Prose epopees arose from the type of epic literature that described social mores, revealing not the heroic emergence of a national society but rather its comic condition—for example, Gargantua and Pantagruel by Rabelais, Dead Souls by N. V. Gogol, and Penguin Island by A. France. “Novels-epopees,” or epic novels, originated in 19th- and 20th-century novelistic literature, which showed the character development of individual persons and in which national and historical issues were explored in greater depth.
In some epic novels, such as Tolstoy’s War and Peace and Sholokhov’s The Quiet Don, the protagonists’ character development is subordinated to events that are measured on the national or historical scale.
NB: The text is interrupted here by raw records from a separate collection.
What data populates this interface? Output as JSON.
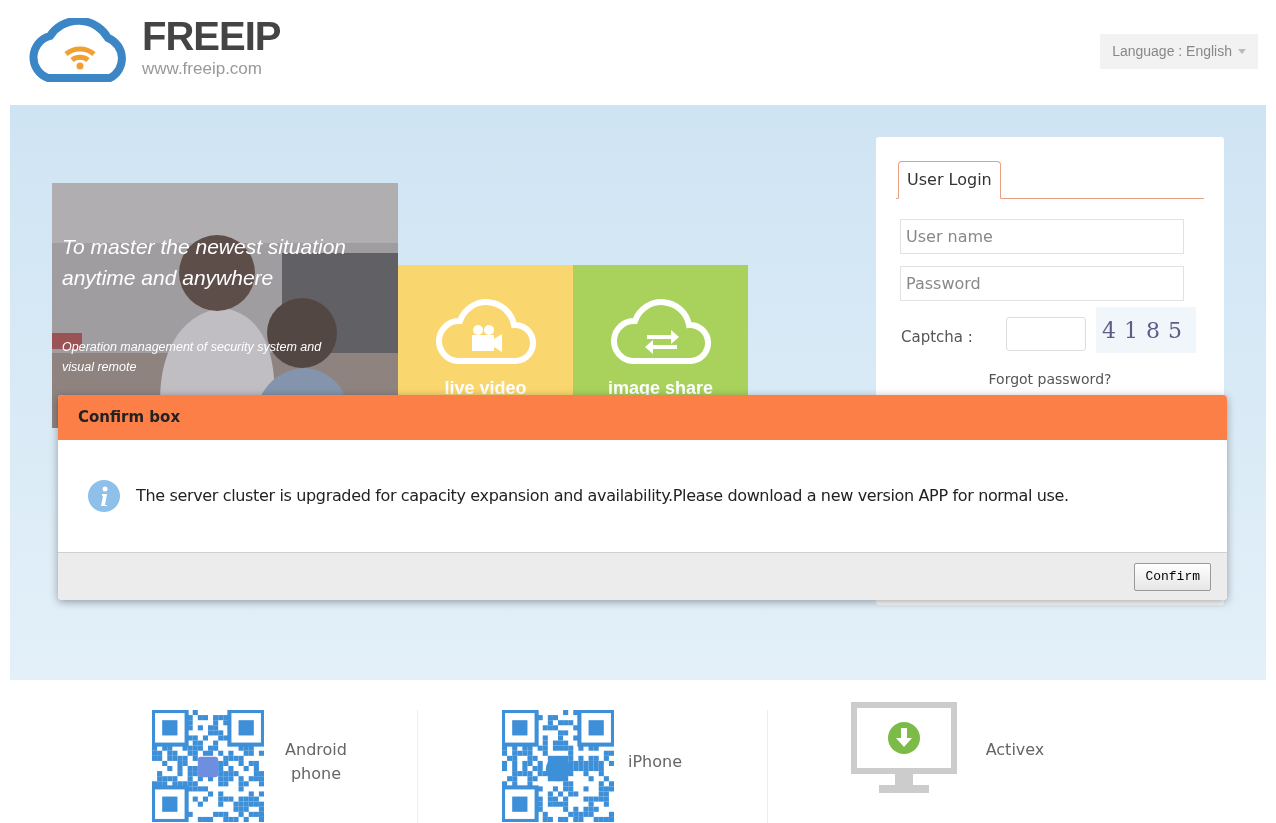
{
  "header": {
    "logo_title": "FREEIP",
    "logo_url": "www.freeip.com",
    "language_selector": "Language : English"
  },
  "banner": {
    "photo": {
      "kind": "picture",
      "headline": "To  master the newest situation anytime and anywhere",
      "subtitle": "Operation management of security system and visual remote"
    },
    "tiles": [
      {
        "label": "live video",
        "kind": "video",
        "color": "#fad66e"
      },
      {
        "label": "image share",
        "kind": "share",
        "color": "#a8d25c"
      }
    ]
  },
  "login": {
    "tabs": [
      {
        "label": "User Login",
        "selected": true
      }
    ],
    "username": {
      "placeholder": "User name"
    },
    "password": {
      "placeholder": "Password"
    },
    "captcha": {
      "label": "Captcha :",
      "code": "4185"
    },
    "forgot_link": "Forgot password?"
  },
  "dialog": {
    "title": "Confirm box",
    "message": "The server cluster is upgraded for capacity expansion and availability.Please download a new version APP for normal use.",
    "buttons": [
      "Confirm"
    ]
  },
  "downloads": [
    {
      "label": "Android phone",
      "kind": "android"
    },
    {
      "label": "iPhone",
      "kind": "apple"
    },
    {
      "label": "Activex",
      "kind": "monitor"
    }
  ]
}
Another category is that of the “heroic-novelistic” epopees, in which the protagonists’ characters are formed in the process of their conscious and active participation in historical and revolutionary events—as they are in Peter the Great by A. N. Tolstoy and The Communists by L. Aragon.
G. N. POSPELOV